On March 6, 2017, by a party-line vote of 49-48, the United States Senate passed a resolution of disapproval (H.J. Res. 37) pursuant to the Congressional Review Act, to preclude enforcement of the Federal Acquisition Regulatory (FAR) Council’s final rule implementing President Obama’s “Fair Pay and Safe Workplaces” executive order. As outlined in greater detail in earlier posts, the rule would require offerors on contracts or subcontracts estimated to exceed $500,000 to disclose “any administrative merits determination, arbitral award or decision, or civil judgment” against the contractor under fourteen enumerated labor and employment statutes and Executive Orders (“labor law violations”), for the three years preceding the contract bid. These disclosures, and any additional information supplied, would be taken into account by contracting officers in making responsibility determinations and awarding contracts.
The rule exceeded the President’s authority, denied statutory due process rights to covered contractors, and expanded statutory penalties beyond those proscribed by Congress. As noted in the Washington Post, by Marc Freedman, executive director of labor law policy with the U.S. Chamber of Commerce:
They define violations to include mere allegations and citations where the contractors haven’t had a chance to defend them. We consider this a violation of their constitutional due-process rights.

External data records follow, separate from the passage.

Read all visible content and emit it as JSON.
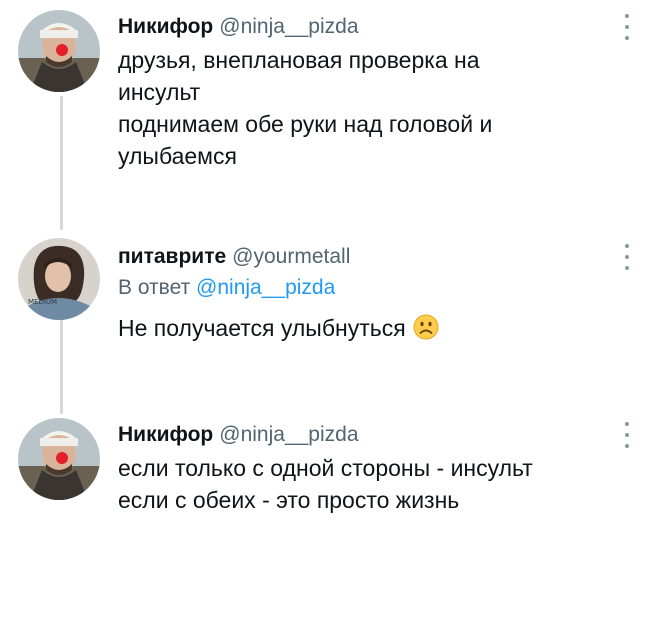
{
  "tweets": [
    {
      "name": "Никифор",
      "handle": "@ninja__pizda",
      "lines": [
        "друзья, внеплановая проверка на",
        "инсульт",
        "поднимаем обе руки над головой и",
        "улыбаемся"
      ]
    },
    {
      "name": "питаврите",
      "handle": "@yourmetall",
      "reply_prefix": "В ответ",
      "reply_handle": "@ninja__pizda",
      "text": "Не получается улыбнуться",
      "emoji": "frowning-face"
    },
    {
      "name": "Никифор",
      "handle": "@ninja__pizda",
      "lines": [
        "если только с одной стороны - инсульт",
        "если с обеих - это просто жизнь"
      ]
    }
  ],
  "colors": {
    "text": "#0f1419",
    "secondary": "#536471",
    "link": "#1d9bf0",
    "thread_line": "#cfd9de"
  }
}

It was thus entirely unconstitutional, which is why in October 2016, on the eve of its effective date, a federal judge in Texas enjoined most parts of it. This resolution, however, would officially remove the rule from the Federal Acquisition Regulation and prevent its future enforcement. In February, a House vote approved the resolution, 236-187. The bill is likely headed now to the White House for President Trump’s signature.